> [Exercise aim] Below are the records; count how many of their lines hold the string "typing" and give the number alone.

━━ Material provided ━━

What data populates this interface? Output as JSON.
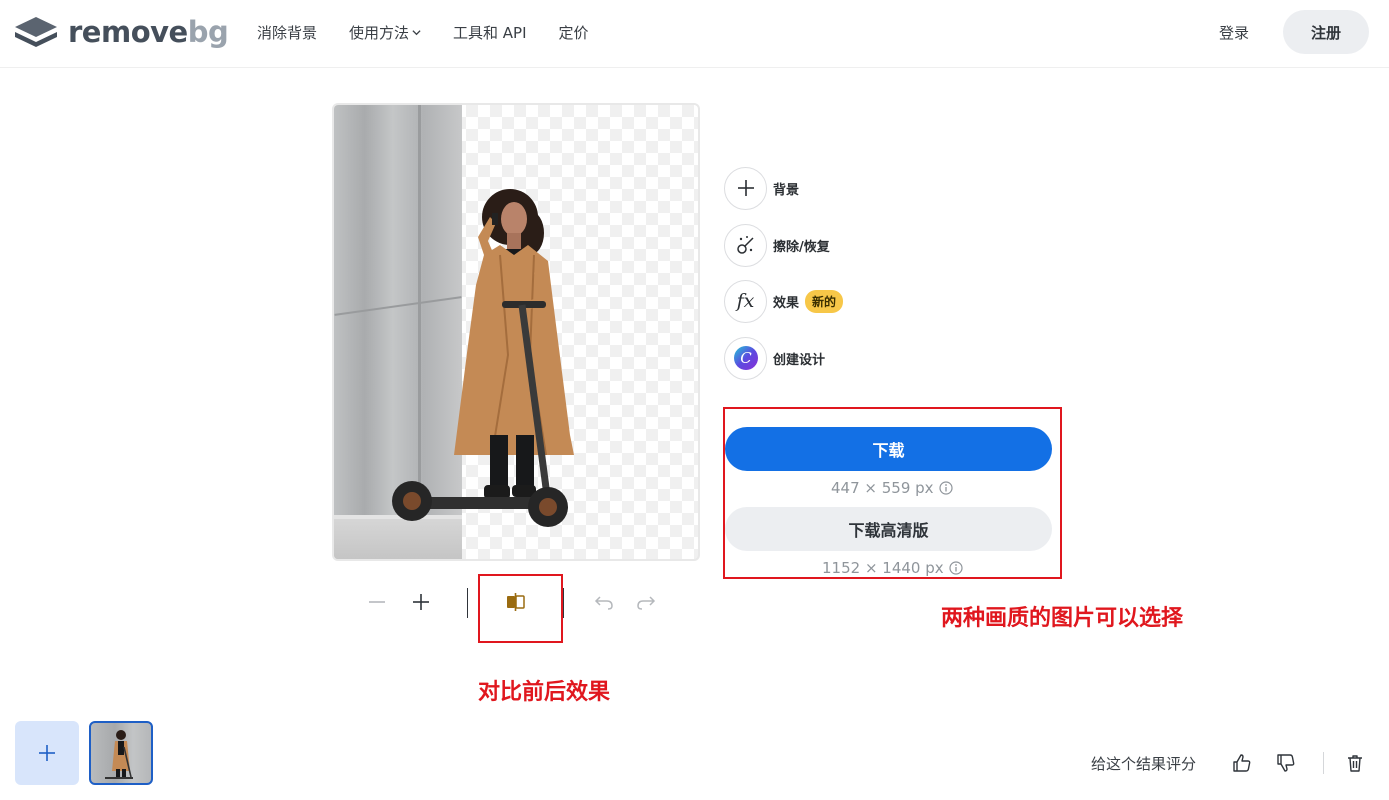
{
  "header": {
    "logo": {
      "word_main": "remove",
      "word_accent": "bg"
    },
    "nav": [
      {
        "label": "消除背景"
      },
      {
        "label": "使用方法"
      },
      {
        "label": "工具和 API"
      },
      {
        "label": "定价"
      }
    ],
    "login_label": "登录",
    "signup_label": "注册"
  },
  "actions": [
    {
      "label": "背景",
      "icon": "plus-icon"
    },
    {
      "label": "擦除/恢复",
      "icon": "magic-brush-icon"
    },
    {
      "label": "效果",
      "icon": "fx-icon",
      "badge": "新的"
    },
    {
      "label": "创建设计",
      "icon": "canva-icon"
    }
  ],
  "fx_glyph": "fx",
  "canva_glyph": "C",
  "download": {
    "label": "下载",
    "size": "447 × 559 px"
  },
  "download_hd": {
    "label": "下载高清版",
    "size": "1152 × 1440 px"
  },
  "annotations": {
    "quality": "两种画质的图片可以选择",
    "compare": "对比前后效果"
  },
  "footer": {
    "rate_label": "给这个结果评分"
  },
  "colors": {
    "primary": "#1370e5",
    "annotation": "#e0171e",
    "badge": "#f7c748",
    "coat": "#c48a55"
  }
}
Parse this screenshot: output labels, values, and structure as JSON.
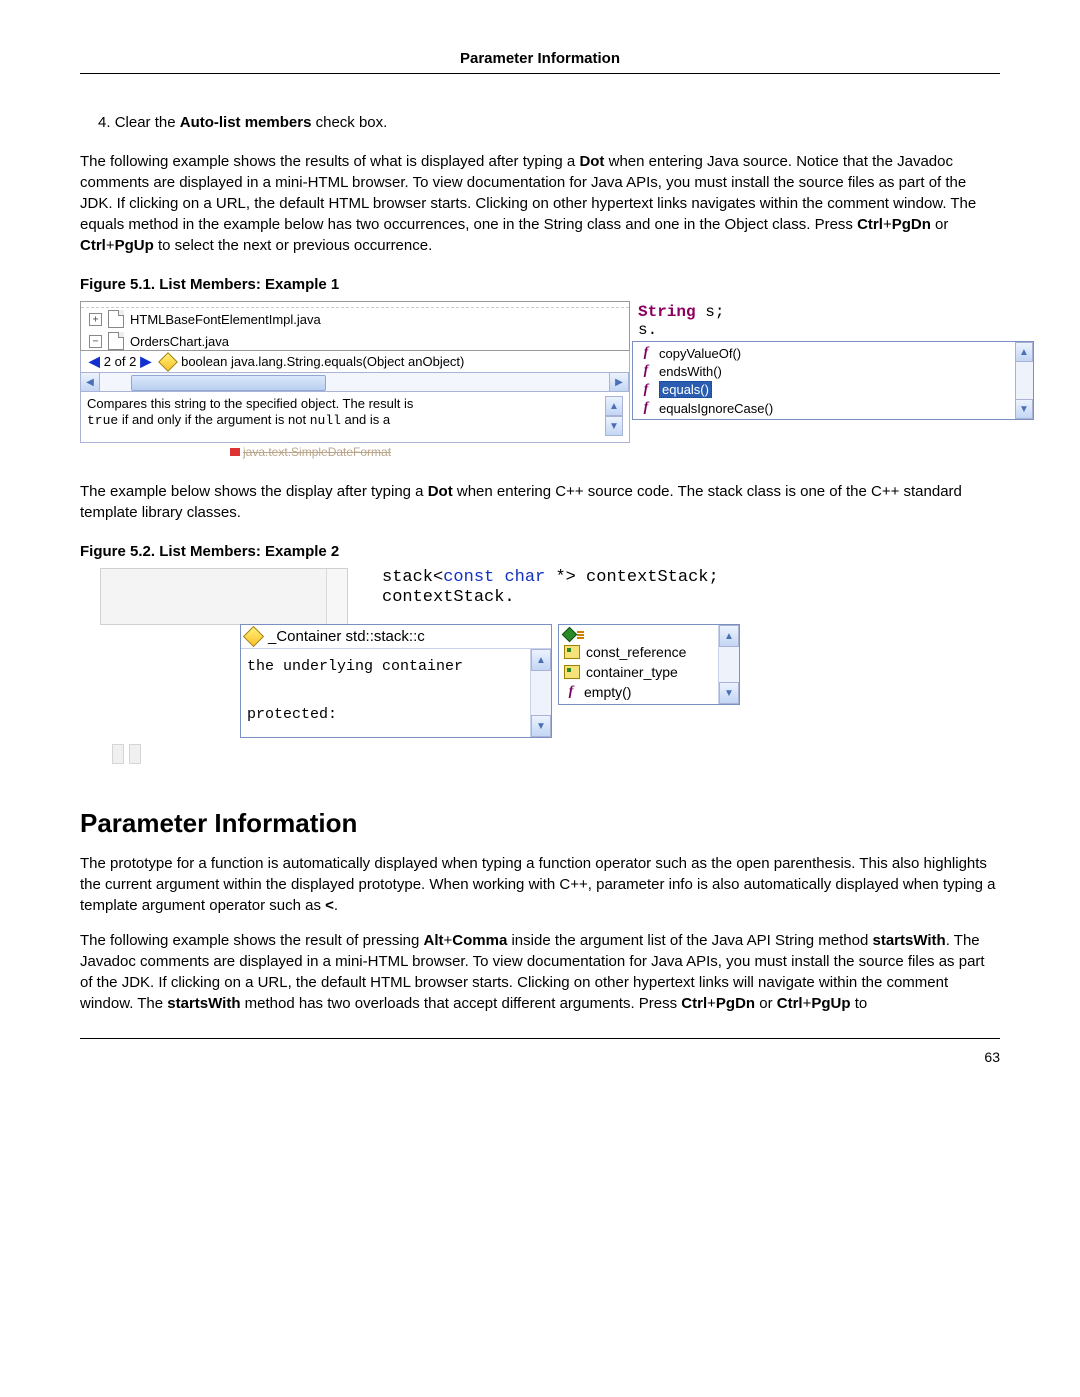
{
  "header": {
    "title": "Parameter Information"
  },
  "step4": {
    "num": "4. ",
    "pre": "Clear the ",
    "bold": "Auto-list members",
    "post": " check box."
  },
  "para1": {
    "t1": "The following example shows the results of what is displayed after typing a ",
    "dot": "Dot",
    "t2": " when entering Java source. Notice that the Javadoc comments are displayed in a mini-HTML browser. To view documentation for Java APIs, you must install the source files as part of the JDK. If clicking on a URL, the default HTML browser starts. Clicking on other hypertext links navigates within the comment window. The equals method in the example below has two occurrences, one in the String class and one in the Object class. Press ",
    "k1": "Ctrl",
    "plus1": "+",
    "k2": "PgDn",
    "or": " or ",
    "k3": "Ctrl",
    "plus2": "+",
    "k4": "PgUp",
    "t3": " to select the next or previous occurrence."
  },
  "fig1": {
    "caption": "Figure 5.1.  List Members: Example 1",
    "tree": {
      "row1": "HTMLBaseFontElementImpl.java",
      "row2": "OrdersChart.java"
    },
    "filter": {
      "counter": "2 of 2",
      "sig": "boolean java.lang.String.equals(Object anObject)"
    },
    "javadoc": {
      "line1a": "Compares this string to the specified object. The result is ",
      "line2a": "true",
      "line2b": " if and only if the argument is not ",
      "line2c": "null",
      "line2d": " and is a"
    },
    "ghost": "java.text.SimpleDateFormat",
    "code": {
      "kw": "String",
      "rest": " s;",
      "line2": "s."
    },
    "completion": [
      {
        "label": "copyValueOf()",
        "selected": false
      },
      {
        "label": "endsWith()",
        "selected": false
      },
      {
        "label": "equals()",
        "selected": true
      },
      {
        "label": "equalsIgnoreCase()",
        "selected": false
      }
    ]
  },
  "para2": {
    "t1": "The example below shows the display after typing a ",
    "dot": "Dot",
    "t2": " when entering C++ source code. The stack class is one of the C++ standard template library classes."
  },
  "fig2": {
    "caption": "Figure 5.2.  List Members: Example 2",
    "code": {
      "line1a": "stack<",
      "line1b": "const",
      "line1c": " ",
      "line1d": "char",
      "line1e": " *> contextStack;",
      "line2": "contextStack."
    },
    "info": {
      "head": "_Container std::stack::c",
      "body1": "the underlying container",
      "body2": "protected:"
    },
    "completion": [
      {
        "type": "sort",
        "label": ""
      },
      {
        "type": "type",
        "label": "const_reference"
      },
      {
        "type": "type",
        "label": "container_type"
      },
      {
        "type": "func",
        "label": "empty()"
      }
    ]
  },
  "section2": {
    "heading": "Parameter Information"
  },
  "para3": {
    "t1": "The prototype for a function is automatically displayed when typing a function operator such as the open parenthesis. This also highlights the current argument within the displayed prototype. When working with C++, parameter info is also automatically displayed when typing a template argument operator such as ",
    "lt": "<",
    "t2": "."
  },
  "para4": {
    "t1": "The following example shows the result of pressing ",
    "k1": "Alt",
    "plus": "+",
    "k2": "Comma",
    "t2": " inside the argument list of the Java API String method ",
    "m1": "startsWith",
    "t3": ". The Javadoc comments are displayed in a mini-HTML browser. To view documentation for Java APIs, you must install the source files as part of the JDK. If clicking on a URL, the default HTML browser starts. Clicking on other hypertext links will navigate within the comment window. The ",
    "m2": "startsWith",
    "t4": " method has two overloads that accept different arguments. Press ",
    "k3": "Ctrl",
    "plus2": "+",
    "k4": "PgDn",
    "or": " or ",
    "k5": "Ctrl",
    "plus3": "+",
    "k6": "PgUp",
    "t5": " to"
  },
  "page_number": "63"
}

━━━
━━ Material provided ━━

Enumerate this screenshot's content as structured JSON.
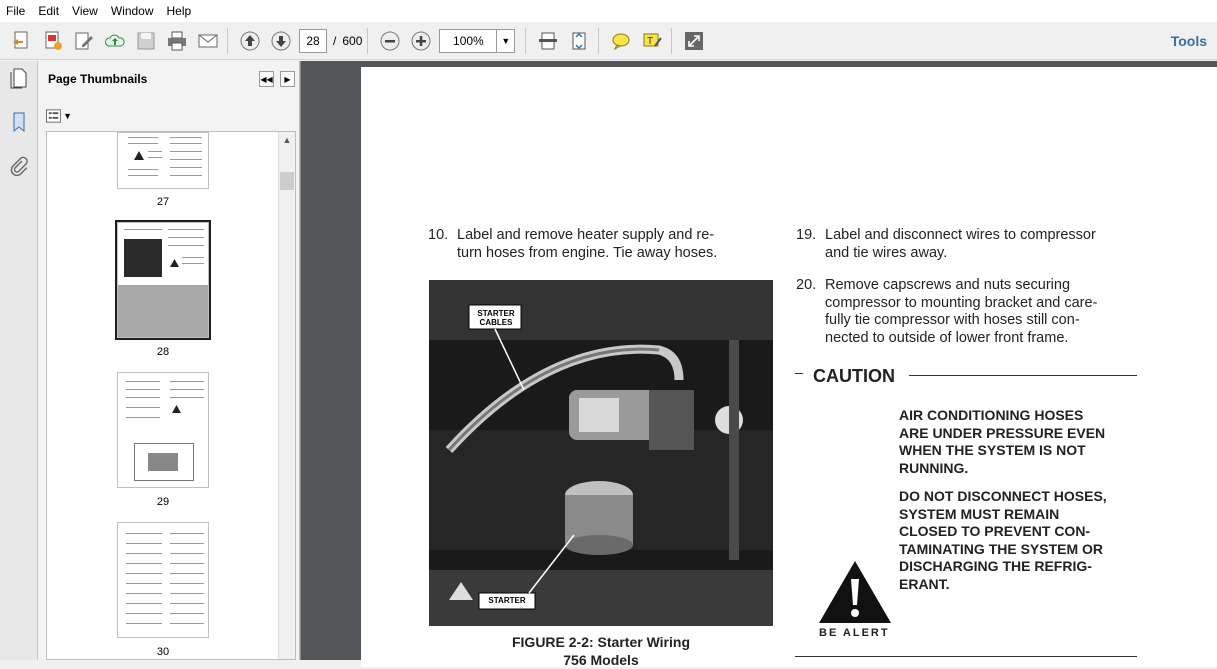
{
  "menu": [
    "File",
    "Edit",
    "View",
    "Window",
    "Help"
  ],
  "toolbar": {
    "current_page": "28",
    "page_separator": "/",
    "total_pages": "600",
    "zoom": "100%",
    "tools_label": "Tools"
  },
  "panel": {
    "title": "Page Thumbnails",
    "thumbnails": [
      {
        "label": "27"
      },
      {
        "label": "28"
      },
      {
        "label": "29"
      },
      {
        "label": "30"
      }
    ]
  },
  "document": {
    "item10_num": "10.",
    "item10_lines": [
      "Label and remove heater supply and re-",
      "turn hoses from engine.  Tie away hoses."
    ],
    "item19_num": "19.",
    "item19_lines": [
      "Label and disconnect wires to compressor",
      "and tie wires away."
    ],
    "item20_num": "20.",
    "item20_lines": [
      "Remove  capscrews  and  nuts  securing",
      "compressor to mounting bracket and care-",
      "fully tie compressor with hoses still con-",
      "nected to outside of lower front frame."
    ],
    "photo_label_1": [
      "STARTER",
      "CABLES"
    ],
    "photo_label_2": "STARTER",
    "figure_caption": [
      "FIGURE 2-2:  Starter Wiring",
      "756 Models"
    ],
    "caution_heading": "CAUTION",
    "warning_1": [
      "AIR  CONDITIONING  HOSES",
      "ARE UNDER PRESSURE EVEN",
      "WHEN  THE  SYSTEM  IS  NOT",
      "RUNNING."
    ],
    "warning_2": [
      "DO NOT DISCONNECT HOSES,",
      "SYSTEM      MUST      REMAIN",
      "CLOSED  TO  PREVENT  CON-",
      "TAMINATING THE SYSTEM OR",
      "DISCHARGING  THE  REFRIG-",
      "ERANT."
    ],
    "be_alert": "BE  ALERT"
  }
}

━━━

> [Solution] 3